# Intercept parameter, $\beta_0$

I have a hypothetical data given below that consists of 11 pairs of points (xi, yi ), to which the simple linear regression mean function $\mathbb E(y|x) = β_0 + β_1x$ is fit.:

 X     Y
10    8.04
8    6.95
13    7.58
9    8.81
11    8.33
14    9.96
6    7.24
4    4.26
12    10.84
7    4.82
5    5.68


I have got intercept parameter,$\beta_0=3.001$

But the plot of the data is not showing the y-intercept is $3.001$. Rather the y-intercept is more than $3.001$. WHY? I have used R software to calculate the parameters, $\beta_0$,$\beta_1$ and also to produce the plot.

 x1 <- c(10,8,13,9,11,14,6,4,12,7,5)
y1 <- c(8.04,6.95,7.58,8.81,8.33,9.96,7.24,4.26,10.84,4.82,5.68)

lm(y1~x1)

plot(y1~x1)
abline(lm(y1~x1))


EDIT

  ht <- c(169.6,166.8,157.1,181.1,158.4,165.6,166.7,156.5,168.1,165.3)
wt <- c(71.2,58.2,56.0,64.5,53.0,52.4,56.8,49.2,55.6,77.8)

lm(wt~ht)

windows(9,6)
par(mfrow=c(1,2))

plot(wt~ht)
abline(lm(wt~ht))

plot(wt~ht,xlim=c(0,180),ylim=c(0,75))
abline(lm(wt~ht)) How can i get the y-intercept? By expanding the straight line(population regression line) to negative axis of Y ?

• why do you say so? we do not see the $\{x=0\}$ part of the graph. – mookid Mar 13 '14 at 2:57
• Exactly, if you extend the line for $x1<4$, which is not shown in the graph, it will probably be $y1=3.001$ for $x1=0$. – Nameless Mar 13 '14 at 11:46
• I will migrate to Cross Validated as suggested. As you have already registered an account there, you can edit in the suitable tags yourself on the website. – Willie Wong Mar 13 '14 at 11:55
• This question seems to be predicated on a different understanding of "intercept": it is not where the graph meets the left hand of its box, but rather its value at $0$, whether or not $0$ appears within the extent of the plot. – whuber Mar 13 '14 at 13:39
• In your plot, x=0 is not included.. try to use a larger x range. – TYZ Mar 13 '14 at 13:41

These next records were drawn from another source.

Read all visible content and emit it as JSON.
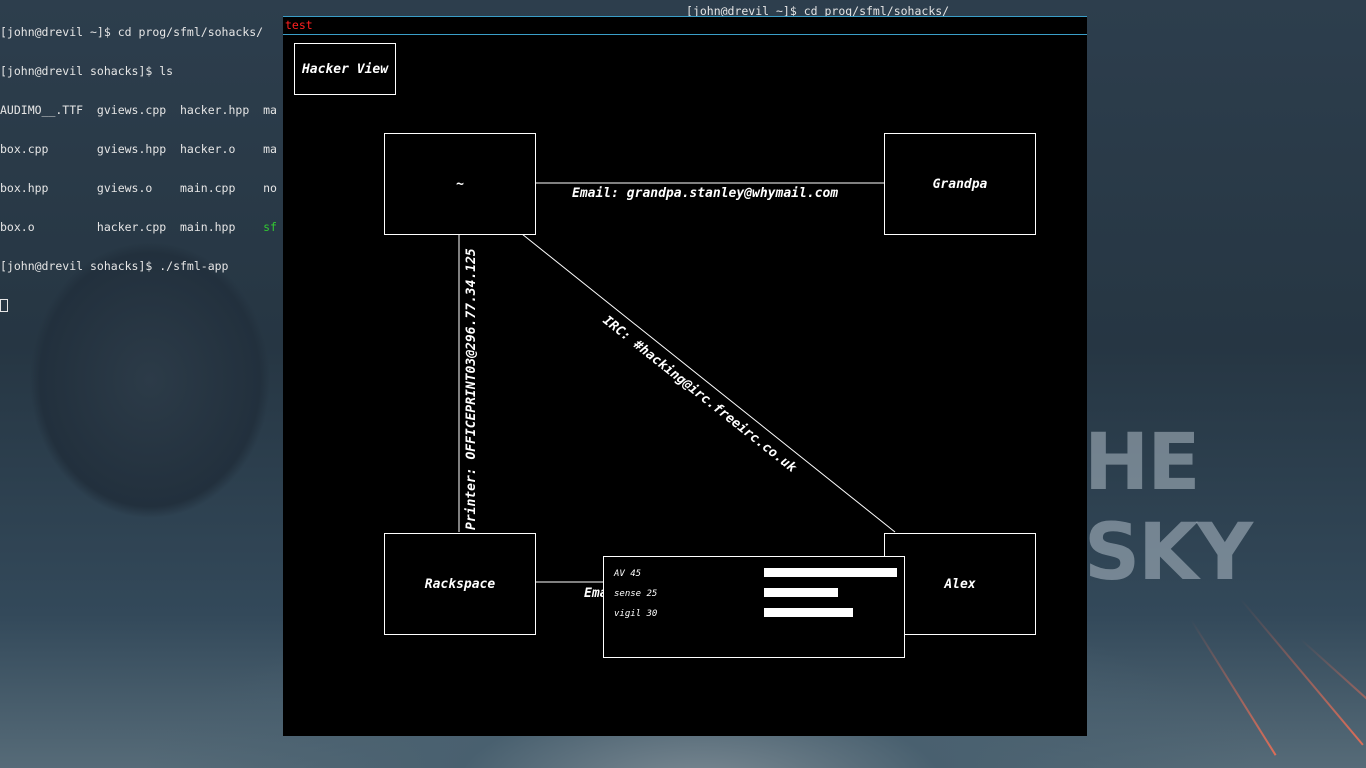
{
  "desktop": {
    "wallpaper_text": "HE SKY"
  },
  "terminal": {
    "lines": [
      "[john@drevil ~]$ cd prog/sfml/sohacks/",
      "[john@drevil sohacks]$ ls",
      "AUDIMO__.TTF  gviews.cpp  hacker.hpp  ma",
      "box.cpp       gviews.hpp  hacker.o    ma",
      "box.hpp       gviews.o    main.cpp    no",
      "box.o         hacker.cpp  main.hpp    ",
      "[john@drevil sohacks]$ ./sfml-app"
    ],
    "green_fragment": "sf",
    "top_line": "[john@drevil ~]$ cd prog/sfml/sohacks/"
  },
  "window": {
    "title": "test",
    "title_color": "#ff2020",
    "border_color": "#3a9ec8"
  },
  "app": {
    "hacker_view_button": "Hacker View",
    "nodes": {
      "home": "~",
      "grandpa": "Grandpa",
      "rackspace": "Rackspace",
      "alex": "Alex"
    },
    "edges": {
      "home_grandpa": "Email: grandpa.stanley@whymail.com",
      "home_alex": "IRC: #hacking@irc.freeirc.co.uk",
      "home_rackspace": "Printer: OFFICEPRINT03@296.77.34.125",
      "rackspace_alex": "Ema"
    },
    "stats": [
      {
        "label": "AV 45",
        "value": 45
      },
      {
        "label": "sense 25",
        "value": 25
      },
      {
        "label": "vigil 30",
        "value": 30
      }
    ]
  }
}
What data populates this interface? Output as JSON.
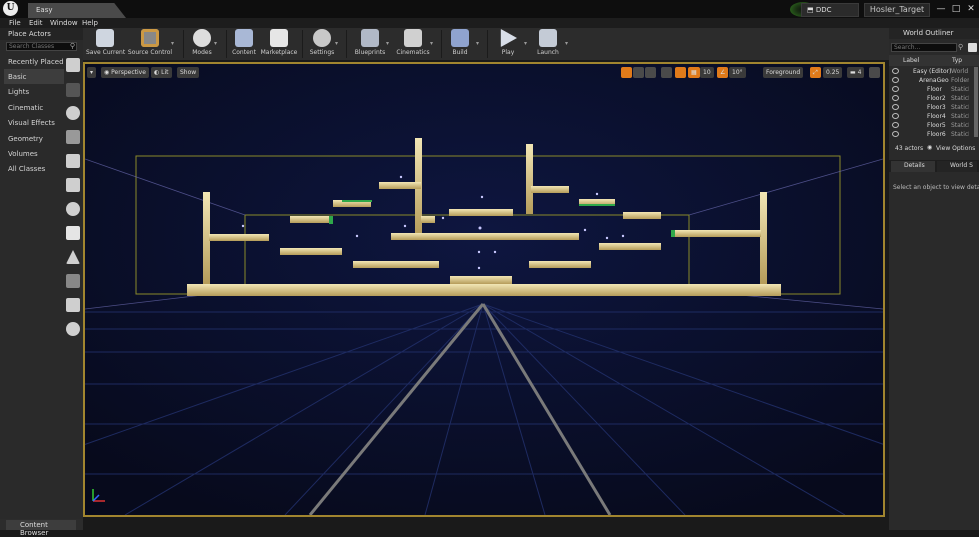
{
  "titlebar": {
    "tab": "Easy",
    "ddc": "DDC",
    "project": "Hosler_Target",
    "minimize": "—",
    "maximize": "□",
    "close": "✕"
  },
  "menubar": {
    "items": [
      "File",
      "Edit",
      "Window",
      "Help"
    ]
  },
  "place_actors": {
    "title": "Place Actors",
    "search_placeholder": "Search Classes",
    "categories": [
      "Recently Placed",
      "Basic",
      "Lights",
      "Cinematic",
      "Visual Effects",
      "Geometry",
      "Volumes",
      "All Classes"
    ],
    "selected": "Basic"
  },
  "toolbar": {
    "buttons": [
      {
        "label": "Save Current",
        "icon": "save-icon"
      },
      {
        "label": "Source Control",
        "icon": "source-control-icon"
      },
      {
        "label": "Modes",
        "icon": "modes-icon"
      },
      {
        "label": "Content",
        "icon": "content-icon"
      },
      {
        "label": "Marketplace",
        "icon": "marketplace-icon"
      },
      {
        "label": "Settings",
        "icon": "settings-icon"
      },
      {
        "label": "Blueprints",
        "icon": "blueprints-icon"
      },
      {
        "label": "Cinematics",
        "icon": "cinematics-icon"
      },
      {
        "label": "Build",
        "icon": "build-icon"
      },
      {
        "label": "Play",
        "icon": "play-icon"
      },
      {
        "label": "Launch",
        "icon": "launch-icon"
      }
    ]
  },
  "viewport": {
    "perspective": "Perspective",
    "lit": "Lit",
    "show": "Show",
    "grid_snap": "10",
    "rot_snap": "10°",
    "scale_snap": "0.25",
    "camera_speed": "4",
    "foreground": "Foreground",
    "menu_glyph": "▾"
  },
  "outliner": {
    "title": "World Outliner",
    "search_placeholder": "Search...",
    "col_label": "Label",
    "col_type": "Typ",
    "rows": [
      {
        "name": "Easy (Editor)",
        "type": "World"
      },
      {
        "name": "ArenaGeo",
        "type": "Folder"
      },
      {
        "name": "Floor",
        "type": "StaticM"
      },
      {
        "name": "Floor2",
        "type": "StaticM"
      },
      {
        "name": "Floor3",
        "type": "StaticM"
      },
      {
        "name": "Floor4",
        "type": "StaticM"
      },
      {
        "name": "Floor5",
        "type": "StaticM"
      },
      {
        "name": "Floor6",
        "type": "StaticM"
      }
    ],
    "actor_count": "43 actors",
    "view_options": "View Options"
  },
  "details": {
    "tab1": "Details",
    "tab2": "World S",
    "message": "Select an object to view details."
  },
  "content_browser": {
    "label": "Content Browser"
  },
  "colors": {
    "accent": "#a1852f",
    "sky": "#0a0d22",
    "platform": "#e8d9a0"
  }
}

## 3 Answers

The intercept is in the right place. The problem is that plot() doesn't usually show the origin unless there are data points there. Note how the plot(y1~x1) starts at roughly $(4,4)$, not $(0,0)$. This isn't an error, just a result of us confusing plot borders with plane axes. Anyway, in order to force R to show the intercept where we'd expect it to be, you have to use the parameters xlim and ylim of the plot function. Try running this:

plot(y1 ~ x1, xlim = c(0, 14), ylim = c(0, 11))
abline(lm(y1 ~ x1))


And it give you what you want, i.e.: Try

plot(y1~x1, xlim=c(0,14))

instead.

• I get the true picture while using the command plot(y1~x1,xlim=c(0,14),ylim=c(0,14)). But how does the y-intercept change for changing the origin $(x,y)$$=(0,0)$ – user 31466 Mar 13 '14 at 5:38
• How can i get the appropriate picture of y-intercept parameter ,$\beta_0$ , if the data are ht <- c(169.6,166.8,157.1,181.1,158.4,165.6,166.7,156.5,168.1,165.3) wt <- c(71.2,58.2,56.0,64.5,53.0,52.4,56.8,49.2,55.6,77.8) and lm(wt~ht) ? I have edited the graph of this data. – user 31466 Mar 13 '14 at 6:12

You can try this

x1 <- c(169.6,166.8,157.1,181.1,158.4,165.6,166.7,156.5,168.1,165.3)
y1 <- c(71.2,58.2,56.0,64.5,53.0,52.4,56.8,49.2,55.6,77.8)

lm1 <- lm(y1 ~ x1)\$coef
plot(y1 ~ x1, xlim = c(0, max(x1)), ylim = c(min(0,lm1), max(y1)))
abline(lm1)


Of course it's practically meaningless to look at the intercept in the first place (since y can't be negative), but if you want to get this point across...